WHAT YOU SHOULD DO:
Without changing anything, copy out each entry.
━━━━━━━━
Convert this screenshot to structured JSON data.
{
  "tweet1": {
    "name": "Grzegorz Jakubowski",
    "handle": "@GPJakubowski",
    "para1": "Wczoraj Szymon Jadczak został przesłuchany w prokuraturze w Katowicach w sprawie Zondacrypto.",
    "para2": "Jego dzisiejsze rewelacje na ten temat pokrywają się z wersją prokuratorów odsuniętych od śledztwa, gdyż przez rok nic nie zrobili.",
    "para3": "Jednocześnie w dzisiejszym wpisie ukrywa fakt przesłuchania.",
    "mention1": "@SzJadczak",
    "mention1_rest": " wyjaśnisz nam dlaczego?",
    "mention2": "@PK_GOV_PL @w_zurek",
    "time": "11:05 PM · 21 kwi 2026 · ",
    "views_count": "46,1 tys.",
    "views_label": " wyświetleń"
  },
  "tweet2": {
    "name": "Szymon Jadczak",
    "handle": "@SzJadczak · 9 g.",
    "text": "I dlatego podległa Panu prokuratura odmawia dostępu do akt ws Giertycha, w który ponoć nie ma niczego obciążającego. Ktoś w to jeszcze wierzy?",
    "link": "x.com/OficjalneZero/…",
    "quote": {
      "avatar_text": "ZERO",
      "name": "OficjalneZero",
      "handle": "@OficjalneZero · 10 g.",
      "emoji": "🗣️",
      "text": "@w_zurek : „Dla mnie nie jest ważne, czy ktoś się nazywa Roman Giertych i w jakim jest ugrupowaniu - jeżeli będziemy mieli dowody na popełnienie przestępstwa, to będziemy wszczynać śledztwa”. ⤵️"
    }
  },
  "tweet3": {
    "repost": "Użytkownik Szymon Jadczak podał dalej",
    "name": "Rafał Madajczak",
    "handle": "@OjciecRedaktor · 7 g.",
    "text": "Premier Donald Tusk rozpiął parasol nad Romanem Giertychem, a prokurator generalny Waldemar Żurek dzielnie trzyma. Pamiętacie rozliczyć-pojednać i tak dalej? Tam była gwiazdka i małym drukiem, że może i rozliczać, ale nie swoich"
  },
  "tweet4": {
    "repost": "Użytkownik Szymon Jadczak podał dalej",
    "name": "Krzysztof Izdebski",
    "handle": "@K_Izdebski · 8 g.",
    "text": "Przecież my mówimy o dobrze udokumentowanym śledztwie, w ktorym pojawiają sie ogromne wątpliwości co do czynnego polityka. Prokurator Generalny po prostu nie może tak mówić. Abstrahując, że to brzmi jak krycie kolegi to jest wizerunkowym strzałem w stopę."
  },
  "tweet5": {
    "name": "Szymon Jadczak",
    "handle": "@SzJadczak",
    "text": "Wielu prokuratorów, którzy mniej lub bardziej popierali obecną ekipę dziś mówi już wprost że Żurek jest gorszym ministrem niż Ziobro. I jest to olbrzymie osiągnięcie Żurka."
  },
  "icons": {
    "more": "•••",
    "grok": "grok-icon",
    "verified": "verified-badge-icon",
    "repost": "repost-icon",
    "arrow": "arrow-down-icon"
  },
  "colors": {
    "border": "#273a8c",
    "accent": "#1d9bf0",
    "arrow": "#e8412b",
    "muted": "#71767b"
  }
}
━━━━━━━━
RESPONSE BELOW:
Convert this screenshot to structured JSON data.
{
  "tweet1": {
    "name": "Grzegorz Jakubowski",
    "handle": "@GPJakubowski",
    "para1": "Wczoraj Szymon Jadczak został przesłuchany w prokuraturze w Katowicach w sprawie Zondacrypto.",
    "para2": "Jego dzisiejsze rewelacje na ten temat pokrywają się z wersją prokuratorów odsuniętych od śledztwa, gdyż przez rok nic nie zrobili.",
    "para3": "Jednocześnie w dzisiejszym wpisie ukrywa fakt przesłuchania.",
    "mention1": "@SzJadczak",
    "mention1_rest": " wyjaśnisz nam dlaczego?",
    "mention2": "@PK_GOV_PL @w_zurek",
    "time": "11:05 PM · 21 kwi 2026 · ",
    "views_count": "46,1 tys.",
    "views_label": " wyświetleń"
  },
  "tweet2": {
    "name": "Szymon Jadczak",
    "handle": "@SzJadczak · 9 g.",
    "text": "I dlatego podległa Panu prokuratura odmawia dostępu do akt ws Giertycha, w który ponoć nie ma niczego obciążającego. Ktoś w to jeszcze wierzy?",
    "link": "x.com/OficjalneZero/…",
    "quote": {
      "avatar_text": "ZERO",
      "name": "OficjalneZero",
      "handle": "@OficjalneZero · 10 g.",
      "emoji": "🗣️",
      "text": "@w_zurek : „Dla mnie nie jest ważne, czy ktoś się nazywa Roman Giertych i w jakim jest ugrupowaniu - jeżeli będziemy mieli dowody na popełnienie przestępstwa, to będziemy wszczynać śledztwa”. ⤵️"
    }
  },
  "tweet3": {
    "repost": "Użytkownik Szymon Jadczak podał dalej",
    "name": "Rafał Madajczak",
    "handle": "@OjciecRedaktor · 7 g.",
    "text": "Premier Donald Tusk rozpiął parasol nad Romanem Giertychem, a prokurator generalny Waldemar Żurek dzielnie trzyma. Pamiętacie rozliczyć-pojednać i tak dalej? Tam była gwiazdka i małym drukiem, że może i rozliczać, ale nie swoich"
  },
  "tweet4": {
    "repost": "Użytkownik Szymon Jadczak podał dalej",
    "name": "Krzysztof Izdebski",
    "handle": "@K_Izdebski · 8 g.",
    "text": "Przecież my mówimy o dobrze udokumentowanym śledztwie, w ktorym pojawiają sie ogromne wątpliwości co do czynnego polityka. Prokurator Generalny po prostu nie może tak mówić. Abstrahując, że to brzmi jak krycie kolegi to jest wizerunkowym strzałem w stopę."
  },
  "tweet5": {
    "name": "Szymon Jadczak",
    "handle": "@SzJadczak",
    "text": "Wielu prokuratorów, którzy mniej lub bardziej popierali obecną ekipę dziś mówi już wprost że Żurek jest gorszym ministrem niż Ziobro. I jest to olbrzymie osiągnięcie Żurka."
  },
  "icons": {
    "more": "•••",
    "grok": "grok-icon",
    "verified": "verified-badge-icon",
    "repost": "repost-icon",
    "arrow": "arrow-down-icon"
  },
  "colors": {
    "border": "#273a8c",
    "accent": "#1d9bf0",
    "arrow": "#e8412b",
    "muted": "#71767b"
  }
}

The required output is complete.